#### Task to complete
Exact reproduction of all the data is required, with pictures excluded.

Interface dataset entries:

****************************************

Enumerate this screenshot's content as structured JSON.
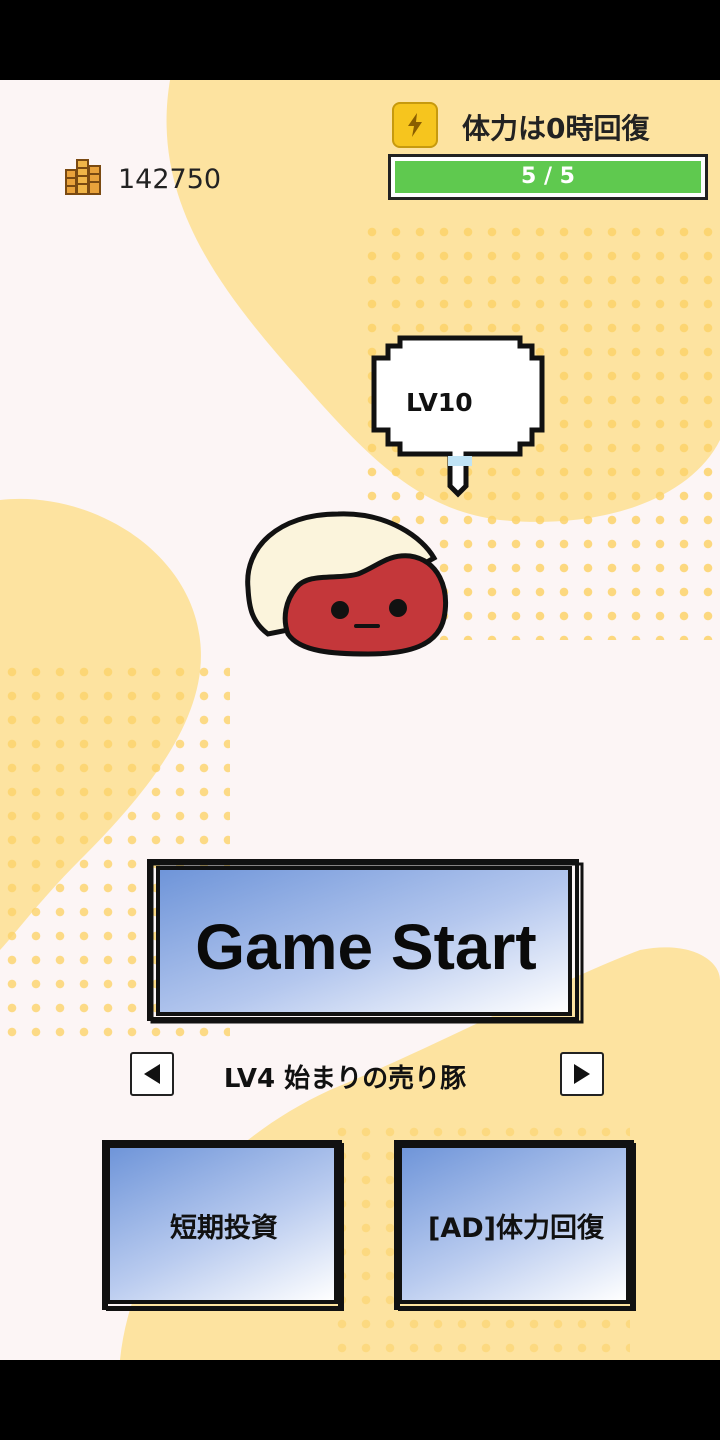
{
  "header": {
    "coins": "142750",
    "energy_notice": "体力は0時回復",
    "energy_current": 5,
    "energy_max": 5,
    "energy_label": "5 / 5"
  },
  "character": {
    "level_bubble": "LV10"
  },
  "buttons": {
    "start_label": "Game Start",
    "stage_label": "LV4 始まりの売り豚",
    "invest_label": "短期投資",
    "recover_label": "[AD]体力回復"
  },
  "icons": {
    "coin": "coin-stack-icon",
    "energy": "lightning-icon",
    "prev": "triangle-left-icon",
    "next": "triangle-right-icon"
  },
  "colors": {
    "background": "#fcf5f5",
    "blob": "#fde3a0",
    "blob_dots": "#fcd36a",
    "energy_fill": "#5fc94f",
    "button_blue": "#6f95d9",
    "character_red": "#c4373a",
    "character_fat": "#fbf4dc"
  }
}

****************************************

#### Result for this exercise
Enumerate this screenshot's content as structured JSON.
{
  "header": {
    "coins": "142750",
    "energy_notice": "体力は0時回復",
    "energy_current": 5,
    "energy_max": 5,
    "energy_label": "5 / 5"
  },
  "character": {
    "level_bubble": "LV10"
  },
  "buttons": {
    "start_label": "Game Start",
    "stage_label": "LV4 始まりの売り豚",
    "invest_label": "短期投資",
    "recover_label": "[AD]体力回復"
  },
  "icons": {
    "coin": "coin-stack-icon",
    "energy": "lightning-icon",
    "prev": "triangle-left-icon",
    "next": "triangle-right-icon"
  },
  "colors": {
    "background": "#fcf5f5",
    "blob": "#fde3a0",
    "blob_dots": "#fcd36a",
    "energy_fill": "#5fc94f",
    "button_blue": "#6f95d9",
    "character_red": "#c4373a",
    "character_fat": "#fbf4dc"
  }
}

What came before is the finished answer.